Waiting for Lefty
The economy is plainly stuck in second gear. For the third month in a row, new job creation in June, at just 80,000, was barely enough to keep the unemployment rate from rising, and not nearly sufficient to accommodate new entrants to the labor market and unemployed people looking for work.
Not only did the private sector fail to create enough jobs. With the crisis in state and local budgets and the absence of federal aid, the loss of public sector jobs continued. Ordinarily in a slump, public employment takes up some of the slack. In this recession, government has shed 627,000 jobs.
Here’s the deeper worry. Not only could a weakening economy cost Barack Obama the election — this slump could literally go on indefinitely.
In the aftermath of a financial collapse, the economy gets stuck in a downward spiral. Banks are too traumatized to lend, businesses see too few customers to invest, and there is too little purchasing power among consumers who are either out of work or who haven’t seen a raise in a decade. The housing bust only adds to the downward drag.
Exports have been a bright spot, but as Europe succumbs to a similar vortex of recession compounded by austerity, Europe’s even worse economic woes are likely add to America’s.
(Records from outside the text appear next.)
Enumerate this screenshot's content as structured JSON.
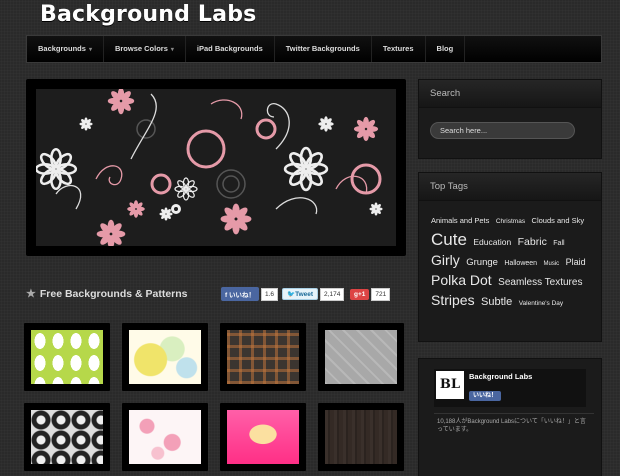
{
  "site": {
    "logo": "Background Labs"
  },
  "nav": {
    "items": [
      {
        "label": "Backgrounds",
        "dropdown": true
      },
      {
        "label": "Browse Colors",
        "dropdown": true
      },
      {
        "label": "iPad Backgrounds",
        "dropdown": false
      },
      {
        "label": "Twitter Backgrounds",
        "dropdown": false
      },
      {
        "label": "Textures",
        "dropdown": false
      },
      {
        "label": "Blog",
        "dropdown": false
      }
    ]
  },
  "main": {
    "section_title": "Free Backgrounds & Patterns",
    "share": {
      "like_label": "いいね！",
      "like_count": "1.6",
      "tweet_label": "Tweet",
      "tweet_count": "2,174",
      "gplus_label": "+1",
      "gplus_count": "721"
    }
  },
  "sidebar": {
    "search": {
      "title": "Search",
      "placeholder": "Search here..."
    },
    "tags": {
      "title": "Top Tags",
      "items": [
        {
          "label": "Animals and Pets",
          "size": 7.5
        },
        {
          "label": "Christmas",
          "size": 6.5
        },
        {
          "label": "Clouds and Sky",
          "size": 7.5
        },
        {
          "label": "Cute",
          "size": 17
        },
        {
          "label": "Education",
          "size": 8.5
        },
        {
          "label": "Fabric",
          "size": 10.5
        },
        {
          "label": "Fall",
          "size": 7
        },
        {
          "label": "Girly",
          "size": 14
        },
        {
          "label": "Grunge",
          "size": 9.5
        },
        {
          "label": "Halloween",
          "size": 7
        },
        {
          "label": "Music",
          "size": 6
        },
        {
          "label": "Plaid",
          "size": 9
        },
        {
          "label": "Polka Dot",
          "size": 14
        },
        {
          "label": "Seamless Textures",
          "size": 10
        },
        {
          "label": "Stripes",
          "size": 14
        },
        {
          "label": "Subtle",
          "size": 11
        },
        {
          "label": "Valentine's Day",
          "size": 6.5
        }
      ]
    },
    "facebook": {
      "page_name": "Background Labs",
      "logo_text": "BL",
      "like_label": "いいね！",
      "fan_text": "10,188人がBackground Labsについて「いいね！」と言っています。"
    }
  }
}
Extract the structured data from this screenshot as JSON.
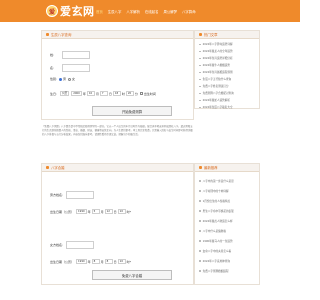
{
  "header": {
    "logo_badge": "爱",
    "logo_text": "爱玄网",
    "nav": [
      "首页",
      "生辰八字",
      "八字解析",
      "在线起名",
      "周公解梦",
      "八字算命"
    ]
  },
  "birth_form": {
    "title": "生辰八字查询",
    "surname_label": "姓:",
    "name_label": "名:",
    "gender_label": "性别:",
    "gender_options": [
      "男",
      "女"
    ],
    "birth_label": "生日:",
    "calendar": "公历",
    "year": "2000",
    "month": "10",
    "day": "7",
    "hour": "18",
    "minute": "20",
    "unit_year": "年",
    "unit_month": "月",
    "unit_day": "日",
    "unit_hour": "时",
    "unit_minute": "分",
    "cb_text": "出生时间",
    "submit": "开始免费测算"
  },
  "intro": {
    "text": "「免费八字测算」八字算命是中华传统民俗预测学的一部分，它以一个人出生的年月日时作为依据，配合天干地支排列成四柱八字，透过阴阳五行的生克制化推算人的性格、事业、婚姻、财运、健康等运势走向，为人生提供参考。本工具完全免费，只需输入姓名与出生时间即可获得详细的八字排盘与五行分析结果，内容仅供娱乐参考，请理性看待命理之说，把握当下积极生活。"
  },
  "match_form": {
    "title": "八字合婚",
    "male_label": "男方姓名:",
    "male_birth_label": "出生日期（公历）",
    "male_year": "1990",
    "male_month": "5",
    "male_day": "12",
    "male_hour": "10",
    "female_label": "女方姓名:",
    "female_birth_label": "出生日期（公历）",
    "female_year": "1990",
    "female_month": "8",
    "female_day": "8",
    "female_hour": "10",
    "time_suffix": "时*",
    "unit_year": "年",
    "unit_month": "月",
    "unit_day": "日",
    "submit": "免费八字合婚"
  },
  "hot_articles": {
    "title": "热门文章",
    "items": [
      "2024年八字算命运势详解",
      "2024年属龙人的全年运势",
      "2024年生肖运势详细分析",
      "2024年属牛人婚姻运势",
      "2024年生肖属相运程预测",
      "生辰八字五行缺什么查询",
      "免费八字姓名测试打分",
      "免费测算八字合婚配对查询",
      "2024年属蛇人运势解析",
      "2024年生辰八字取名大全"
    ]
  },
  "latest_articles": {
    "title": "最新推荐",
    "items": [
      "八字中的第一步是什么意思",
      "八字命理中的十神详解",
      "1月份出生的人性格特点",
      "男生八字命中带桃花的表现",
      "2024年属虎人财运怎么样",
      "八字中什么是偏财格",
      "1990年属马人的一生运势",
      "女命八字中的夫星怎么看",
      "2024年八字喜用神查询",
      "免费八字测算婚姻运程"
    ]
  },
  "colors": {
    "accent": "#ef8a2b",
    "title_text": "#d9681a"
  }
}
Something similar happened in the late 1930s. Though economic growth returned, it wasn’t strong enough to repair the damage of the Great Depression or create enough jobs. Despite the New Deal, unemployment remained stuck at around 12 percent.